Antelope Canyon is located on Navajoland near Page, Arizona. It is on the southern edge of the Grand Canyon Range by Lake Powell and Glen Canyon Dam. Antelope Canyon includes two separate, photogenic ‘slot’ canyon sections, referred to individually as Upper Antelope Canyon and Lower Antelope Canyon.
The Navajo name for Upper Antelope Canyon is Tsé bighánílíní, which means “the place where water runs through rocks.” Lower Antelope Canyon is Hazdistazí (advertised as “Hasdestwazi” by the Navajo Parks and Recreation Department), or “spiral rock arches.” Both are located within the LeChee Chapter of the Navajo Nation.
These images were taken in the summer of 2012 on a special trip I took through Arizona to see these rock formations. It is one of the most photographed geologic locations in the American Southwest and requires arranging guides to visit, per tribal rules. Antelope Canyon was formed by erosion of Navajo Sandstone, primarily due to flash flooding and secondarily due to other sub-aerial processes. Rainwater, especially during monsoon season, runs into the extensive basin above the slot canyon sections, picking up speed and sand as it rushes into the narrow passageways. Over time the passageways erode, making the corridors deeper and smooth in such a way as to form characteristic ‘flowing’ shapes in the rock. The “Shafts of Light” are created when fine sand particulate falls from the upper areas at the right times of day.

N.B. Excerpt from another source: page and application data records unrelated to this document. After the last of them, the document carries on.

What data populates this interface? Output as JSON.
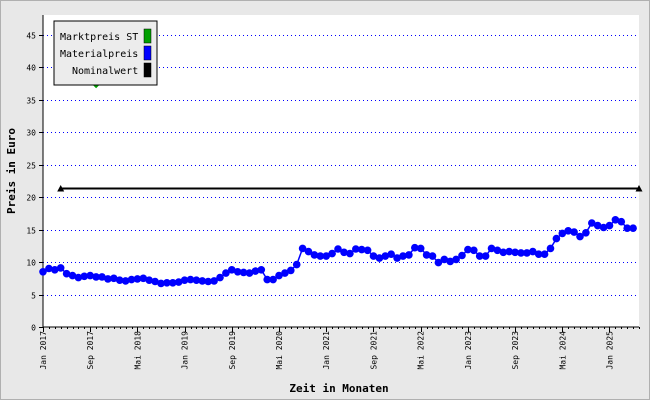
{
  "chart_data": {
    "type": "line",
    "xlabel": "Zeit in Monaten",
    "ylabel": "Preis in Euro",
    "ylim": [
      0,
      48
    ],
    "yticks": [
      0,
      5,
      10,
      15,
      20,
      25,
      30,
      35,
      40,
      45
    ],
    "xlim": [
      "2017-01",
      "2025-06"
    ],
    "xticks": [
      {
        "date": "2017-01",
        "label": "Jan 2017"
      },
      {
        "date": "2017-09",
        "label": "Sep 2017"
      },
      {
        "date": "2018-05",
        "label": "Mai 2018"
      },
      {
        "date": "2019-01",
        "label": "Jan 2019"
      },
      {
        "date": "2019-09",
        "label": "Sep 2019"
      },
      {
        "date": "2020-05",
        "label": "Mai 2020"
      },
      {
        "date": "2021-01",
        "label": "Jan 2021"
      },
      {
        "date": "2021-09",
        "label": "Sep 2021"
      },
      {
        "date": "2022-05",
        "label": "Mai 2022"
      },
      {
        "date": "2023-01",
        "label": "Jan 2023"
      },
      {
        "date": "2023-09",
        "label": "Sep 2023"
      },
      {
        "date": "2024-05",
        "label": "Mai 2024"
      },
      {
        "date": "2025-01",
        "label": "Jan 2025"
      }
    ],
    "grid": "horizontal dotted",
    "legend_placement": "top-left",
    "series": [
      {
        "name": "Marktpreis ST",
        "color": "#00a000",
        "style": "markers",
        "points": [
          {
            "date": "2017-10",
            "value": 37.2
          }
        ]
      },
      {
        "name": "Materialpreis",
        "color": "#0000ff",
        "style": "line-markers",
        "points": [
          {
            "date": "2017-01",
            "value": 8.5
          },
          {
            "date": "2017-02",
            "value": 9.0
          },
          {
            "date": "2017-03",
            "value": 8.8
          },
          {
            "date": "2017-04",
            "value": 9.1
          },
          {
            "date": "2017-05",
            "value": 8.2
          },
          {
            "date": "2017-06",
            "value": 7.9
          },
          {
            "date": "2017-07",
            "value": 7.6
          },
          {
            "date": "2017-08",
            "value": 7.8
          },
          {
            "date": "2017-09",
            "value": 7.9
          },
          {
            "date": "2017-10",
            "value": 7.7
          },
          {
            "date": "2017-11",
            "value": 7.7
          },
          {
            "date": "2017-12",
            "value": 7.4
          },
          {
            "date": "2018-01",
            "value": 7.5
          },
          {
            "date": "2018-02",
            "value": 7.2
          },
          {
            "date": "2018-03",
            "value": 7.1
          },
          {
            "date": "2018-04",
            "value": 7.3
          },
          {
            "date": "2018-05",
            "value": 7.4
          },
          {
            "date": "2018-06",
            "value": 7.5
          },
          {
            "date": "2018-07",
            "value": 7.2
          },
          {
            "date": "2018-08",
            "value": 7.0
          },
          {
            "date": "2018-09",
            "value": 6.7
          },
          {
            "date": "2018-10",
            "value": 6.8
          },
          {
            "date": "2018-11",
            "value": 6.8
          },
          {
            "date": "2018-12",
            "value": 6.9
          },
          {
            "date": "2019-01",
            "value": 7.2
          },
          {
            "date": "2019-02",
            "value": 7.3
          },
          {
            "date": "2019-03",
            "value": 7.2
          },
          {
            "date": "2019-04",
            "value": 7.1
          },
          {
            "date": "2019-05",
            "value": 7.0
          },
          {
            "date": "2019-06",
            "value": 7.1
          },
          {
            "date": "2019-07",
            "value": 7.6
          },
          {
            "date": "2019-08",
            "value": 8.3
          },
          {
            "date": "2019-09",
            "value": 8.8
          },
          {
            "date": "2019-10",
            "value": 8.5
          },
          {
            "date": "2019-11",
            "value": 8.4
          },
          {
            "date": "2019-12",
            "value": 8.3
          },
          {
            "date": "2020-01",
            "value": 8.6
          },
          {
            "date": "2020-02",
            "value": 8.8
          },
          {
            "date": "2020-03",
            "value": 7.3
          },
          {
            "date": "2020-04",
            "value": 7.3
          },
          {
            "date": "2020-05",
            "value": 7.9
          },
          {
            "date": "2020-06",
            "value": 8.3
          },
          {
            "date": "2020-07",
            "value": 8.7
          },
          {
            "date": "2020-08",
            "value": 9.6
          },
          {
            "date": "2020-09",
            "value": 12.1
          },
          {
            "date": "2020-10",
            "value": 11.6
          },
          {
            "date": "2020-11",
            "value": 11.1
          },
          {
            "date": "2020-12",
            "value": 10.9
          },
          {
            "date": "2021-01",
            "value": 10.9
          },
          {
            "date": "2021-02",
            "value": 11.3
          },
          {
            "date": "2021-03",
            "value": 12.0
          },
          {
            "date": "2021-04",
            "value": 11.5
          },
          {
            "date": "2021-05",
            "value": 11.3
          },
          {
            "date": "2021-06",
            "value": 12.0
          },
          {
            "date": "2021-07",
            "value": 11.9
          },
          {
            "date": "2021-08",
            "value": 11.8
          },
          {
            "date": "2021-09",
            "value": 10.9
          },
          {
            "date": "2021-10",
            "value": 10.6
          },
          {
            "date": "2021-11",
            "value": 10.9
          },
          {
            "date": "2021-12",
            "value": 11.2
          },
          {
            "date": "2022-01",
            "value": 10.6
          },
          {
            "date": "2022-02",
            "value": 10.9
          },
          {
            "date": "2022-03",
            "value": 11.1
          },
          {
            "date": "2022-04",
            "value": 12.2
          },
          {
            "date": "2022-05",
            "value": 12.1
          },
          {
            "date": "2022-06",
            "value": 11.1
          },
          {
            "date": "2022-07",
            "value": 10.9
          },
          {
            "date": "2022-08",
            "value": 9.9
          },
          {
            "date": "2022-09",
            "value": 10.4
          },
          {
            "date": "2022-10",
            "value": 10.1
          },
          {
            "date": "2022-11",
            "value": 10.4
          },
          {
            "date": "2022-12",
            "value": 11.0
          },
          {
            "date": "2023-01",
            "value": 11.9
          },
          {
            "date": "2023-02",
            "value": 11.8
          },
          {
            "date": "2023-03",
            "value": 10.9
          },
          {
            "date": "2023-04",
            "value": 10.9
          },
          {
            "date": "2023-05",
            "value": 12.1
          },
          {
            "date": "2023-06",
            "value": 11.8
          },
          {
            "date": "2023-07",
            "value": 11.5
          },
          {
            "date": "2023-08",
            "value": 11.6
          },
          {
            "date": "2023-09",
            "value": 11.5
          },
          {
            "date": "2023-10",
            "value": 11.4
          },
          {
            "date": "2023-11",
            "value": 11.4
          },
          {
            "date": "2023-12",
            "value": 11.6
          },
          {
            "date": "2024-01",
            "value": 11.2
          },
          {
            "date": "2024-02",
            "value": 11.2
          },
          {
            "date": "2024-03",
            "value": 12.1
          },
          {
            "date": "2024-04",
            "value": 13.6
          },
          {
            "date": "2024-05",
            "value": 14.4
          },
          {
            "date": "2024-06",
            "value": 14.8
          },
          {
            "date": "2024-07",
            "value": 14.6
          },
          {
            "date": "2024-08",
            "value": 13.9
          },
          {
            "date": "2024-09",
            "value": 14.5
          },
          {
            "date": "2024-10",
            "value": 16.0
          },
          {
            "date": "2024-11",
            "value": 15.6
          },
          {
            "date": "2024-12",
            "value": 15.3
          },
          {
            "date": "2025-01",
            "value": 15.6
          },
          {
            "date": "2025-02",
            "value": 16.5
          },
          {
            "date": "2025-03",
            "value": 16.2
          },
          {
            "date": "2025-04",
            "value": 15.2
          },
          {
            "date": "2025-05",
            "value": 15.2
          }
        ]
      },
      {
        "name": "Nominalwert",
        "color": "#000000",
        "style": "line-triangles",
        "points": [
          {
            "date": "2017-04",
            "value": 21.3
          },
          {
            "date": "2025-06",
            "value": 21.3
          }
        ]
      }
    ]
  }
}
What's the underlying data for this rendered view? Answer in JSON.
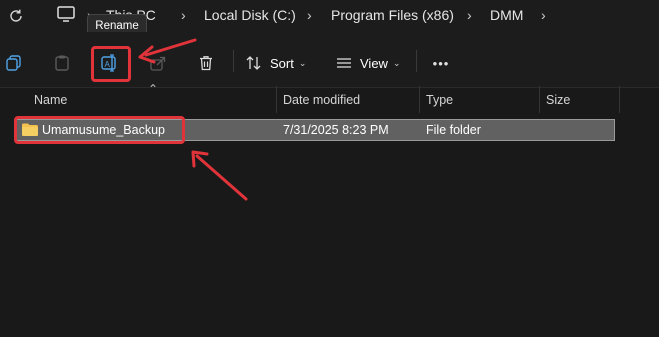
{
  "breadcrumb": {
    "segments": [
      "This PC",
      "Local Disk (C:)",
      "Program Files (x86)",
      "DMM"
    ],
    "separator": "›"
  },
  "icons": {
    "refresh": "refresh-icon",
    "monitor": "monitor-icon",
    "copy": "copy-icon",
    "paste": "paste-icon",
    "rename": "rename-icon",
    "share": "share-icon",
    "delete": "trash-icon",
    "sort": "sort-icon",
    "view": "view-icon",
    "more": "more-icon",
    "folder": "folder-icon"
  },
  "tooltip": {
    "text": "Rename"
  },
  "toolbar": {
    "sort_label": "Sort",
    "view_label": "View",
    "more_label": "•••"
  },
  "columns": {
    "name": "Name",
    "date_modified": "Date modified",
    "type": "Type",
    "size": "Size"
  },
  "files": [
    {
      "name": "Umamusume_Backup",
      "date_modified": "7/31/2025 8:23 PM",
      "type": "File folder",
      "size": ""
    }
  ],
  "colors": {
    "background": "#191919",
    "selection": "#616161",
    "annotation_red": "#e0343a",
    "folder_yellow": "#f2c14e"
  }
}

Tour guides often throw sand up into the air to catch the effect for people to see. These canyons are sacred to the Navajo.